- _TASK BRIEF_: Take from the data every line in which the word "with" is found.

- _EXCERPTED DATA_:
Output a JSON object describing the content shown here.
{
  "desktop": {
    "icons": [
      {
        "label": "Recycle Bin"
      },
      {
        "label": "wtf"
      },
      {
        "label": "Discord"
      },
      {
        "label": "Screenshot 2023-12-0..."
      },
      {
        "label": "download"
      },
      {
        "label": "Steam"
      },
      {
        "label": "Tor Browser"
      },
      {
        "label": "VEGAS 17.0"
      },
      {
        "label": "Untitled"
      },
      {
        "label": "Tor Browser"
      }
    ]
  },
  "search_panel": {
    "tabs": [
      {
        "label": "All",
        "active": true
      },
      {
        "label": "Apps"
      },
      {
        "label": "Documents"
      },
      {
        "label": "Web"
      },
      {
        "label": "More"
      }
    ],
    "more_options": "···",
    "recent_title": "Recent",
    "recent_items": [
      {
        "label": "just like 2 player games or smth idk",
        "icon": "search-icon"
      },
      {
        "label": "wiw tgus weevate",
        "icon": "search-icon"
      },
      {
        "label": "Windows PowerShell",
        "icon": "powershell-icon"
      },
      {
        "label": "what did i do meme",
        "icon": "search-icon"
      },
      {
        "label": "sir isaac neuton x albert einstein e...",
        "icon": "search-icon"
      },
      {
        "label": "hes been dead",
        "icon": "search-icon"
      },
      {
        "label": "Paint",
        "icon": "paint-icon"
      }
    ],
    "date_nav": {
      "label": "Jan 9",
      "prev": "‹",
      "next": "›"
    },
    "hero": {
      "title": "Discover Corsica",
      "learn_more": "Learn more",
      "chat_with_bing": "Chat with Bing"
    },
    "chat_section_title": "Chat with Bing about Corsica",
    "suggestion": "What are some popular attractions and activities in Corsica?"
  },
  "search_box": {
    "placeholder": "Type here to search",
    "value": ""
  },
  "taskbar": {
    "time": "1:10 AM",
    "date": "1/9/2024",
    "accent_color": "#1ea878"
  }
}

- _RESULT OF THE EXERCISE_:
      "chat_with_bing": "Chat with Bing"
    "chat_section_title": "Chat with Bing about Corsica",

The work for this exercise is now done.